Assigned task ::
Where in the data below does the word "editor" appear? Copy each line that holds it.

*** Records for this task

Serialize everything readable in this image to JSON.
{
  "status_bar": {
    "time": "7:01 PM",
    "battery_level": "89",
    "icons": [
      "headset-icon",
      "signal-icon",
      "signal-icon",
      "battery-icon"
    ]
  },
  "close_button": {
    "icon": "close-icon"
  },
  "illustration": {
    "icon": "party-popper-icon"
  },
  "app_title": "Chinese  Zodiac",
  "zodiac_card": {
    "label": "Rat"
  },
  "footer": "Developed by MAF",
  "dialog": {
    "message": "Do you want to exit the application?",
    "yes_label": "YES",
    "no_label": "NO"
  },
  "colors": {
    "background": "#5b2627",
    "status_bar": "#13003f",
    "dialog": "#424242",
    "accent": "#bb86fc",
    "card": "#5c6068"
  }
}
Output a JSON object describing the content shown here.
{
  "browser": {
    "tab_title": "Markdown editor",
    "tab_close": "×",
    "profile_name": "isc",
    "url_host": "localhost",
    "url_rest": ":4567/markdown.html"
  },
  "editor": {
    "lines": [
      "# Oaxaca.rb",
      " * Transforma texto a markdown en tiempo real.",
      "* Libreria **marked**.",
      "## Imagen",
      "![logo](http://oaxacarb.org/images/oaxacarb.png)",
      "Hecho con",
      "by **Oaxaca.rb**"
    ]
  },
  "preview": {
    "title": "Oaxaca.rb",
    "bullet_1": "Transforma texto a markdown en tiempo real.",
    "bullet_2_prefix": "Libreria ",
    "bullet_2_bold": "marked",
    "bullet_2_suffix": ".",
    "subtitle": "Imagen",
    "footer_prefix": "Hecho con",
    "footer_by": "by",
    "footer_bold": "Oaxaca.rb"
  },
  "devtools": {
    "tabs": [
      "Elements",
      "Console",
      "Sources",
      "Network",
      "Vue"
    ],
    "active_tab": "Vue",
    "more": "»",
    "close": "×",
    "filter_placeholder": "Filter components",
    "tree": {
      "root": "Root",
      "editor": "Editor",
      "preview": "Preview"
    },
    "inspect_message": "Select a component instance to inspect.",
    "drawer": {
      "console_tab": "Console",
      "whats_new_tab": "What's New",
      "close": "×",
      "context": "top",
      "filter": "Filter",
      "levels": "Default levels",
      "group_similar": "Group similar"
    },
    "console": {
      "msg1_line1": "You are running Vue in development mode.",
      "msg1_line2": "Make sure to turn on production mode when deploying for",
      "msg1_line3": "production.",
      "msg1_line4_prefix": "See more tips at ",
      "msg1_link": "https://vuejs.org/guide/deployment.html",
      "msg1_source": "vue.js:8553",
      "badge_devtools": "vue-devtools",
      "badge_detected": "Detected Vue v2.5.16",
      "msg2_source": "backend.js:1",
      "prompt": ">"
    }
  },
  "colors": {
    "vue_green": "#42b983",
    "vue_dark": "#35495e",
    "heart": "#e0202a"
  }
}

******

Exercise result ::
    "tab_title": "Markdown editor",
  "editor": {
      "editor": "Editor",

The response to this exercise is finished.